The growing suburban community of Middleford, Minnesota celebrated the first-of-its-kind hiring this week, rolling out (literally) the first wheelchair-bound firefighter. Speaking at a press conference, Chief Anders Larsson proudly introduced their newest firefighter.
“In the past, we only looked at applicants who presented with specific attributes. Namely, candidates for our department had to be muscular, aerobically fit, male, and because we live in rural Minnesota, white,” Chief Larsson began.
“I have done a lot of the work, and have been trying to do better, and am trying to unpack my privilege, and am trying to unlearn everything wrong that I was taught, and in so doing came to the realization of just how oppressive these hiring practices were. They were rooted in white supremacy, misogyny, and ableism. Today, we remedy that,” he continued.
“Middleford, Minnesota can now be recognized as the most progressive, forward-thinking, and inclusive firefighting community in the nation. Today, I am honored to call Mx. Irene Jacobs a colleague.”
Noting that she couldn’t roll up the stairs, or even maneuver her outsized chair around the journalist to the inclined ramp on the other side of the stage, Larsson had to sheepishly smile and ask for a few moments.

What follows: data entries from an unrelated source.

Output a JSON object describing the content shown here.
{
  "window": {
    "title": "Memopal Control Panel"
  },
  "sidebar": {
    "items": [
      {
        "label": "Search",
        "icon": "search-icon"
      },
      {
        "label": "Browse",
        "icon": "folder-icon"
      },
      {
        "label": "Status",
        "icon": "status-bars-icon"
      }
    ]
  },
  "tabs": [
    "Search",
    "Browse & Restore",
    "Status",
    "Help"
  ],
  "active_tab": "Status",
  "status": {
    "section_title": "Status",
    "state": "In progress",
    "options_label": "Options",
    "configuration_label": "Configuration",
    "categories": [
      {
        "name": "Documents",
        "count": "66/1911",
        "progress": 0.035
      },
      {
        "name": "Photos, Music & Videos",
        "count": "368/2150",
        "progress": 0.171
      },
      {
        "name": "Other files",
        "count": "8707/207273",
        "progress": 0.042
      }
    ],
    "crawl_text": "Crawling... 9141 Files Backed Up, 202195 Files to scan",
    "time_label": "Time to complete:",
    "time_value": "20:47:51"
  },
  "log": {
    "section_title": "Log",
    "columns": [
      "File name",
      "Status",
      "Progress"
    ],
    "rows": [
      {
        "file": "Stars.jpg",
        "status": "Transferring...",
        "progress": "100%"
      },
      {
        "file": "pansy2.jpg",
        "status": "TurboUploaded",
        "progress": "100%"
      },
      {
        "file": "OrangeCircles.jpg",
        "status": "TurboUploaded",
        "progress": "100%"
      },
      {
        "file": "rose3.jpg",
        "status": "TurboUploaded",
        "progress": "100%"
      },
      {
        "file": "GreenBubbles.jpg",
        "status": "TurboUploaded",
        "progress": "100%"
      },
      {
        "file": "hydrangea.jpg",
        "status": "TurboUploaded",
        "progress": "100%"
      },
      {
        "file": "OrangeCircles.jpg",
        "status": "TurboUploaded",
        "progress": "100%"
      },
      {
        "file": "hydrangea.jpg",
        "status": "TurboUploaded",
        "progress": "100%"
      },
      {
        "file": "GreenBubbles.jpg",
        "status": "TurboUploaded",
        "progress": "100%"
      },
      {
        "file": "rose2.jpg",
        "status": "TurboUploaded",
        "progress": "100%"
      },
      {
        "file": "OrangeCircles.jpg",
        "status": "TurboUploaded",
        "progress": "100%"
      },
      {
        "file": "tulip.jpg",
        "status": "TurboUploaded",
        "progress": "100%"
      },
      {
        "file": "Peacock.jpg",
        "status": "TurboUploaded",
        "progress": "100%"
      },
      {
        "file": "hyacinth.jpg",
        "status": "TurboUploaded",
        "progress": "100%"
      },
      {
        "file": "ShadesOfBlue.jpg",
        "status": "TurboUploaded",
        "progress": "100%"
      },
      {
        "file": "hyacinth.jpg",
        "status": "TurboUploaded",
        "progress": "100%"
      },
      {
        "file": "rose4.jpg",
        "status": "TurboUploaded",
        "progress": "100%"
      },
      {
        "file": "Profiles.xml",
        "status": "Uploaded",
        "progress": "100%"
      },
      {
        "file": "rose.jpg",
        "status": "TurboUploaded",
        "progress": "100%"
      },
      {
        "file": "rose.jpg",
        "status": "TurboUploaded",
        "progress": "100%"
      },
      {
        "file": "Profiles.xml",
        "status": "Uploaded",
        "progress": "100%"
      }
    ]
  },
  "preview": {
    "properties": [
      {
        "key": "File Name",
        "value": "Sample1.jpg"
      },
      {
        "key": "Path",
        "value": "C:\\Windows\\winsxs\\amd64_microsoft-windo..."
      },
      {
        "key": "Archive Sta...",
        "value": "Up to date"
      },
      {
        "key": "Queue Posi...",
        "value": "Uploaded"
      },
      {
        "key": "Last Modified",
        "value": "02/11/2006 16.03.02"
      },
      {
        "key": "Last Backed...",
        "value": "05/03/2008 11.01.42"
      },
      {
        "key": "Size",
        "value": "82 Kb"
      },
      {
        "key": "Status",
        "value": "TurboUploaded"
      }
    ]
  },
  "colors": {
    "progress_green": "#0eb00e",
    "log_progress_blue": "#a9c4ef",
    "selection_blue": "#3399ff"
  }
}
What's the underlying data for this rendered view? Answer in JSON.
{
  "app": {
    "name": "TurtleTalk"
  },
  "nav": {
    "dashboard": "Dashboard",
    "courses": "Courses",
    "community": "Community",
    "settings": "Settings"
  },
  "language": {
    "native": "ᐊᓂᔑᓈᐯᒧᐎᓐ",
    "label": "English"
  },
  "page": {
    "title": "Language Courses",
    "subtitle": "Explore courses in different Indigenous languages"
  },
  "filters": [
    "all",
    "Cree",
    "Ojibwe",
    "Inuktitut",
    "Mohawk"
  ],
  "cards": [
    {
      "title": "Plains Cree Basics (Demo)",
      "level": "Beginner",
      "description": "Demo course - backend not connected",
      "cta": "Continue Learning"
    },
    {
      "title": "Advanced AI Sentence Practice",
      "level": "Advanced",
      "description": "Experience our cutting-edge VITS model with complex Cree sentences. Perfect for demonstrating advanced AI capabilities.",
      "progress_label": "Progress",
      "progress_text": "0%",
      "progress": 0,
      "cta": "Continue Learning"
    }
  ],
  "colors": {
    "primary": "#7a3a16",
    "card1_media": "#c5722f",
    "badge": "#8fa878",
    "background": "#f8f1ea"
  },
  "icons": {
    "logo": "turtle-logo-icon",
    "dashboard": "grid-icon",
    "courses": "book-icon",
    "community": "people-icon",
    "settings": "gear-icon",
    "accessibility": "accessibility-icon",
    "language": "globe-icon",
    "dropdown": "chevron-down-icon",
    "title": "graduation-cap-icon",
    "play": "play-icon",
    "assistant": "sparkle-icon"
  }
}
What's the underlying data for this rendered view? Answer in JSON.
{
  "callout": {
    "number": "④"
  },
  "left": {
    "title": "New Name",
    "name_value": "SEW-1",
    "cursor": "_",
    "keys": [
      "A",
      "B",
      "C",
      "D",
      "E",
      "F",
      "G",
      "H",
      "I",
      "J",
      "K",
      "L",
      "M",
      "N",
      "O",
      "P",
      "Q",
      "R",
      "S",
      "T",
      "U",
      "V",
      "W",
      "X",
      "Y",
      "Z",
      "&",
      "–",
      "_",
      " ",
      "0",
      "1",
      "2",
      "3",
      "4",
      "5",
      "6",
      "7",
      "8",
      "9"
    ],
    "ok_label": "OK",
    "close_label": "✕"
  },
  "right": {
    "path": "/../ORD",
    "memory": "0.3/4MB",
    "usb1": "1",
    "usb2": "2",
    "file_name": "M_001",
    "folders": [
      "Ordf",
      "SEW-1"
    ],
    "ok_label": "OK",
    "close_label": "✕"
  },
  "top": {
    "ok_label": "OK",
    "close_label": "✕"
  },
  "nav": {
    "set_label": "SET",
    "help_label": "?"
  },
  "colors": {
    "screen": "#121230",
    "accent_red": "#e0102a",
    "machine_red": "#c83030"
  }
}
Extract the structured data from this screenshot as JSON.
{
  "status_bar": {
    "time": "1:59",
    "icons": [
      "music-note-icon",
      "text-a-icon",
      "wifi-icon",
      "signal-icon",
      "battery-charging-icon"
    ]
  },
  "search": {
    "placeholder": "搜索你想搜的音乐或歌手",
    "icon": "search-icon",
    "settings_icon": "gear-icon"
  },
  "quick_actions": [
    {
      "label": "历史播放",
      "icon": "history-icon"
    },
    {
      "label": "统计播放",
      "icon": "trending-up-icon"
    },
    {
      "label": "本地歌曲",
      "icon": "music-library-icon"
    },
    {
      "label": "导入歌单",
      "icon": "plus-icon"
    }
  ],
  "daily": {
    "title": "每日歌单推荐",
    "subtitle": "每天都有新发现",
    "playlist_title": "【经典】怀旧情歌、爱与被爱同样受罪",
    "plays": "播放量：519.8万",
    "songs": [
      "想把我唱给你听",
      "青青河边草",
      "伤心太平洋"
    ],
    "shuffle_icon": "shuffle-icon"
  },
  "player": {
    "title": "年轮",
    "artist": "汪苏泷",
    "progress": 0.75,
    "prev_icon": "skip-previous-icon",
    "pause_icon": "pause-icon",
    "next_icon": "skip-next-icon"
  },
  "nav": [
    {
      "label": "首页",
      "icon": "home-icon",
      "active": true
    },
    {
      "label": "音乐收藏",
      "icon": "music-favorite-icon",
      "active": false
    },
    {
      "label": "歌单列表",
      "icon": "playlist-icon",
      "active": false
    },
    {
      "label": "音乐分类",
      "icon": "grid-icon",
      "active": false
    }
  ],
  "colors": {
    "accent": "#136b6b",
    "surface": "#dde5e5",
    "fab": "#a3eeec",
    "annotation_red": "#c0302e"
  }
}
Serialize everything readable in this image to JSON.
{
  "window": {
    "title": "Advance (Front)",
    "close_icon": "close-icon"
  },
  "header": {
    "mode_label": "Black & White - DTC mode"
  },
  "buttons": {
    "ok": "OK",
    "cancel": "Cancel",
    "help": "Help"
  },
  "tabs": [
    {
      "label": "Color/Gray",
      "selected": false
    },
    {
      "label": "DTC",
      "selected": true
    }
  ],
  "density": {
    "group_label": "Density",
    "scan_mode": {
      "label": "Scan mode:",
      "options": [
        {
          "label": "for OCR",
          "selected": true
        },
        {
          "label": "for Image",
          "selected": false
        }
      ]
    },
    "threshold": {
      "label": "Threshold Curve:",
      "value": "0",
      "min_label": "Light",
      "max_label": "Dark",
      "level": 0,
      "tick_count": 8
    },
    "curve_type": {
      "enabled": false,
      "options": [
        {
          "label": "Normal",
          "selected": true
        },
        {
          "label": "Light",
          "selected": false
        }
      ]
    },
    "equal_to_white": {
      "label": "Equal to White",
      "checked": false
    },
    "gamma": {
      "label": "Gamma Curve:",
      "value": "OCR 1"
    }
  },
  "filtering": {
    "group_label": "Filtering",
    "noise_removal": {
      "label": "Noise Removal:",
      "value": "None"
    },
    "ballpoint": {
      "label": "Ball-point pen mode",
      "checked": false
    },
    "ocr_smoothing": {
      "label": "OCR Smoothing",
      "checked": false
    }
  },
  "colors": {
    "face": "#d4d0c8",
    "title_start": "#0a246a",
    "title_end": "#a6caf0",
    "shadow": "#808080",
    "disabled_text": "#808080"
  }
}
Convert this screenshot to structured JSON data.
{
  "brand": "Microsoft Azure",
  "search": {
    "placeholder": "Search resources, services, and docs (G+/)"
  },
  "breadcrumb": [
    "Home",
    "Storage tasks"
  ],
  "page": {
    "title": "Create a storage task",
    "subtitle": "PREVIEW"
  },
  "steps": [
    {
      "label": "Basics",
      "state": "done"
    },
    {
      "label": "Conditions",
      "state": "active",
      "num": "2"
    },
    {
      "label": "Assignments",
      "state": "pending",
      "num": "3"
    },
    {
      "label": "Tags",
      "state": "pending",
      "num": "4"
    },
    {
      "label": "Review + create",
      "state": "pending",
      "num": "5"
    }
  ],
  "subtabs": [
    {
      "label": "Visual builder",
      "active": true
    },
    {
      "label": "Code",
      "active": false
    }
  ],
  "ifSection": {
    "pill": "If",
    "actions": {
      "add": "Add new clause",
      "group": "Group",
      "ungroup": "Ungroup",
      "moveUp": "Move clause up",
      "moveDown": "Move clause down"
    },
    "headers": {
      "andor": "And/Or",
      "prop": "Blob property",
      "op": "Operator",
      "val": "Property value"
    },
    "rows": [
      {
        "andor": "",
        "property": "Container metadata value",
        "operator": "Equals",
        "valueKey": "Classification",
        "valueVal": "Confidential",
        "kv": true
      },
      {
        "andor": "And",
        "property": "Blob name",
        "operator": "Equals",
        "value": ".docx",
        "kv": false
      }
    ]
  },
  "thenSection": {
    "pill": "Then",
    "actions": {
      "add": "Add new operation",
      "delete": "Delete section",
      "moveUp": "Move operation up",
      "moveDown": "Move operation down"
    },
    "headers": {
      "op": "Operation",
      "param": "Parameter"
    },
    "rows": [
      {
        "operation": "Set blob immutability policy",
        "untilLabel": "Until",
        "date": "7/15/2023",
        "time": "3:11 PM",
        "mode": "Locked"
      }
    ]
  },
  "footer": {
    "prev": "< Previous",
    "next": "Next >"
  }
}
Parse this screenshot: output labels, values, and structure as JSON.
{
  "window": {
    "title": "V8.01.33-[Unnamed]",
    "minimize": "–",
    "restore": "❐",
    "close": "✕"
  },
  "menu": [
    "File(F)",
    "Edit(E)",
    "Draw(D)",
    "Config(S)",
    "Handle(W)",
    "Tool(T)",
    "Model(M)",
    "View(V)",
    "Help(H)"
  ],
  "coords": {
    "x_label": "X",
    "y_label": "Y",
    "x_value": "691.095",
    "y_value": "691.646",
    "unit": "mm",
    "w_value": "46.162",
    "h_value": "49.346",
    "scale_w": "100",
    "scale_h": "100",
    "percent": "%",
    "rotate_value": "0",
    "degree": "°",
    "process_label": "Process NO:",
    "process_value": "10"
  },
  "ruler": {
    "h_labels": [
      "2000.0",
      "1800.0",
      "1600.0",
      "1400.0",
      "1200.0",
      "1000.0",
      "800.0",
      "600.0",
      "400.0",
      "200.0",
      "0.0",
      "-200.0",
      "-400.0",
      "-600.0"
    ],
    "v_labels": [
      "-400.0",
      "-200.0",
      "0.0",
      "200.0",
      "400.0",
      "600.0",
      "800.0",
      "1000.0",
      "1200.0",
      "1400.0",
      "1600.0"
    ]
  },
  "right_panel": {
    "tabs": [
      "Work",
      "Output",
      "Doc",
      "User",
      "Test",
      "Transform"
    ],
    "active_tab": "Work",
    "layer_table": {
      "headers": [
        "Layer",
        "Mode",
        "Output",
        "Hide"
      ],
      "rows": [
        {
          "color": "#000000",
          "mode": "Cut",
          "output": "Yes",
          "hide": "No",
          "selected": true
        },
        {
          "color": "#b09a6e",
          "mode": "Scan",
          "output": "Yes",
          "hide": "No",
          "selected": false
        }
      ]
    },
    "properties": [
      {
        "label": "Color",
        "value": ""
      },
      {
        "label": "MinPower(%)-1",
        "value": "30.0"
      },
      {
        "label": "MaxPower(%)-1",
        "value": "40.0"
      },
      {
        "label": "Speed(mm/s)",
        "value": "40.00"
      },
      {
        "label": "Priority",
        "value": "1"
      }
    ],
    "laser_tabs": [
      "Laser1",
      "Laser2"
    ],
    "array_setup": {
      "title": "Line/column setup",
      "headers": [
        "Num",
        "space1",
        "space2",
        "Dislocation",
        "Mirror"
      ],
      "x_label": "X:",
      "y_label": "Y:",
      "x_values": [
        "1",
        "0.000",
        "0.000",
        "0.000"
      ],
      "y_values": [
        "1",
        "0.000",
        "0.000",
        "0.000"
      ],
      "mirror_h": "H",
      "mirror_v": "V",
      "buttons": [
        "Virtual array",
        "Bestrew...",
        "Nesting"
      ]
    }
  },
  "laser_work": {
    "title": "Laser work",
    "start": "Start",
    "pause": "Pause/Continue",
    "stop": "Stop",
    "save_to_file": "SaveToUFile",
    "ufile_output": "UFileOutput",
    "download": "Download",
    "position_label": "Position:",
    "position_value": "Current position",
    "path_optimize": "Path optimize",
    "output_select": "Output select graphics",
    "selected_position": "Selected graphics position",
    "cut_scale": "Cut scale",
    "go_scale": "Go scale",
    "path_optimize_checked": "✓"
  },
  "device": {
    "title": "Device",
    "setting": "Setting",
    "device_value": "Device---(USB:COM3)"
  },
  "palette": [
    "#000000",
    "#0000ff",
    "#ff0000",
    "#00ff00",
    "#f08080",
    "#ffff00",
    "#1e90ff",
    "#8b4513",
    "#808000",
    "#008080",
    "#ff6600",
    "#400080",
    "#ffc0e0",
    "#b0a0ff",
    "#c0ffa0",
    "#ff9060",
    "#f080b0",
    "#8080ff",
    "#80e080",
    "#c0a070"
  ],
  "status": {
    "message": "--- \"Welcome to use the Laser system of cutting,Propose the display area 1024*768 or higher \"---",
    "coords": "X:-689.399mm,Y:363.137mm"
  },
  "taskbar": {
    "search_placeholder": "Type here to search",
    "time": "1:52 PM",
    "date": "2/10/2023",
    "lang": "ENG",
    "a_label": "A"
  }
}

“Sorry, can you just – yes, that’s it. Sir, can you step back and let – that’s better. This way, Mx. Jacobs.”
After a few minutes of navigating the room, the chief and the paralyzed firefighter had returned to the microphone, which they both noticed needed to be lowered to accommodate the wheelchair’s reduced height.
“I think this such a brave and courageous thing you’re doing,” one journalist commended of Jacobs. “You are not only putting your life on the line every day, but you’re pioneering an entire career choice for so many others like you that have been too afraid or too excluded from participation.”
“Hear, hear,” began another. “This day marks a milestone of important firsts. Your commitment to social change will save so many lives from the hurt and trauma from an unwelcoming society.”
The entire room had a palpable sense of joy and accomplishment. Could the new hire combat fires? Rescue trapped children? It didn’t matter! She was in a wheelchair and she was the first person with that specific characteristic hired.
After a brief pause in the ceremony, one obese and blue-haired woman chimed in.
“This is a step in the right direction, but it is not enough. We have been advocating for more inclusive practices for ten years. Why now are you only finally giving in? Also, I noticed that Mx. Jacobs is white. This smacks of more privilege – the very thing you promised to undo. I call for your immediate resignation and the hiring of not one, but two, gay, black, transgendered quadriplegics so that we have greater representation in the firefighting force.”
Hailey Sanibel fiercely loves freedom. She is a contributing author at The Liberty Leader and writes regularly at The Blue State Conservative.